to receive the wisdom that comes from above (James 3:17), which is ‘pure, …peace-loving, considerate, submissive, full of mercy and good fruit, impartial and sincere’.

Praying for mental health, in our troubled New Zealand society

Praying for mental health, in our troubled New Zealand society

Every Monday night, between 8.00 pm and 9.00 pm, many people connected with NZCN join on-line with others in Pray As One NZ. This is a wonderful opportunity to pray together with fellow Christian believers from all over New Zealand, from all sorts of churches and backgrounds.
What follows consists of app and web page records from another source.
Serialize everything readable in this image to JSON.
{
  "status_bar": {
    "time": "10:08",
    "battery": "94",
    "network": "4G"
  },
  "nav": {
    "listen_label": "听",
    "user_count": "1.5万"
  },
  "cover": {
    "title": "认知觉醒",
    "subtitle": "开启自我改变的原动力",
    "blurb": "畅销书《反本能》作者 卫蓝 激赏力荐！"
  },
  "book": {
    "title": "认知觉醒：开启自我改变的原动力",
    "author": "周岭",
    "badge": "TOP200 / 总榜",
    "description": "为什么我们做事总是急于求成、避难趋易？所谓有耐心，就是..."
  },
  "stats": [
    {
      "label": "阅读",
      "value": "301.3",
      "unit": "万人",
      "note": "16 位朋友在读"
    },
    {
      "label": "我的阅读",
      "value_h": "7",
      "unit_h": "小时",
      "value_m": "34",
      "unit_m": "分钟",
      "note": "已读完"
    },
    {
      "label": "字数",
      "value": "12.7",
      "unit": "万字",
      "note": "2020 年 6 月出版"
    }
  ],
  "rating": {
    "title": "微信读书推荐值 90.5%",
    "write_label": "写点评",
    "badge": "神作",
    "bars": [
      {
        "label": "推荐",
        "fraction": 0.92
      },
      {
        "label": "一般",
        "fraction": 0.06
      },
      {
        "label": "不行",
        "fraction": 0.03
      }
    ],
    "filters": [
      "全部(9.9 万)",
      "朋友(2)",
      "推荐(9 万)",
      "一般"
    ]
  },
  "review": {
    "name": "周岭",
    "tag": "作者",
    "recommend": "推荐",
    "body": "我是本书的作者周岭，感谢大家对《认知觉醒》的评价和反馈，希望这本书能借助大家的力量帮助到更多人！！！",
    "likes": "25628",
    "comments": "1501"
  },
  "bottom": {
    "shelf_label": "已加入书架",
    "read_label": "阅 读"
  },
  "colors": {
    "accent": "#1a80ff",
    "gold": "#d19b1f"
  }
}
If you haven’t come on to PrayAsOne already, we warmly invite you to do so. This is the link.

Each week Pray As One has a focus on a different topic.

Last Monday’s topic was mental health. In our fallen, flawed humanity, no one is immune to mental health struggles. Underlying predispositions, rejection, loneliness, loss, life crises, fractured relationships, addictions, stress, anxiety, moral confusion, and the lessening of Christian faith or hope – any of those (and many other things) could be risk factors.

Some of the prayer points mentioned on Pray As One this week were along these lines. You might like to pray them too.

We pray…

  • For those who feel desperate, and without hope
  • For the healing of inner brokenness
  • For those who are considering suicide
  • For those who live with someone else with mental health issues
  • For frontline workers and counsellors in the mental health field, for great wisdom, and their own wellbeing
  • For Christians to impart comfort and hope in a loving, sensitive way
  • For churches to be places of acceptance and love
  • For the Holy Spirit to speak grace, truth and hope into many lives
  • For the Lord to bring a new wave of hope sweeping over the young people of New Zealand, through a great spiritual work bringing many to life and wholeness in Jesus.
There is more than one side to the abortion issue

There is more than one side to the abortion issue

The decision of the USA’s Supreme Court to overturn Wade v Roe and the nationwide “constitutional right” to abortion has been met with dismay and outrage by many people, both in the USA and beyond. Many are understandably upset at the winding back of what they consider an inalienable woman’s right: the right of any woman to end any unwanted pregnancy with an abortion.

The public and political rhetoric in the USA and in New Zealand has tended to be quite one-sided, with an emphasis on women having autonomy over their own bodies and about abortion being simply a women’s health measure.

We acknowledge that many women who seek an abortion do so with distress, because they feel alone or abandoned, or because they feel it is too difficult for them to proceed to birthing and raising their child.

The claim, however, that abortion is purely is a woman’s health measure is clearly untrue. Abortion can never be just a woman’s health measure, because abortion invariably involves another person, an unborn human being whose life is being deliberately ended by those who have already been born. Whatever the law of any country may say or allow, abortion remains a profound ethical issue. Particular societies, ethicists, and individuals may weigh differently the competing rights of women and unborn babies, but the moral issues are not in any way erased by legal and parliamentary decisions, or by the pronouncements of politicians.

New Zealand’s previous abortion legislation at least tried to balance the rights of women and the unborn. In practice, however, we ended up with something very close to abortion on demand. New Zealand’s new abortion law in 2020 was passed by the margin of 68 to 51. Sadly, the new law contains no recognition at all of the rights of an unborn child. Politically, the new law may endure. But the deep ethical issues around abortion continue, and public discourse needs to more generous in acknowledging that.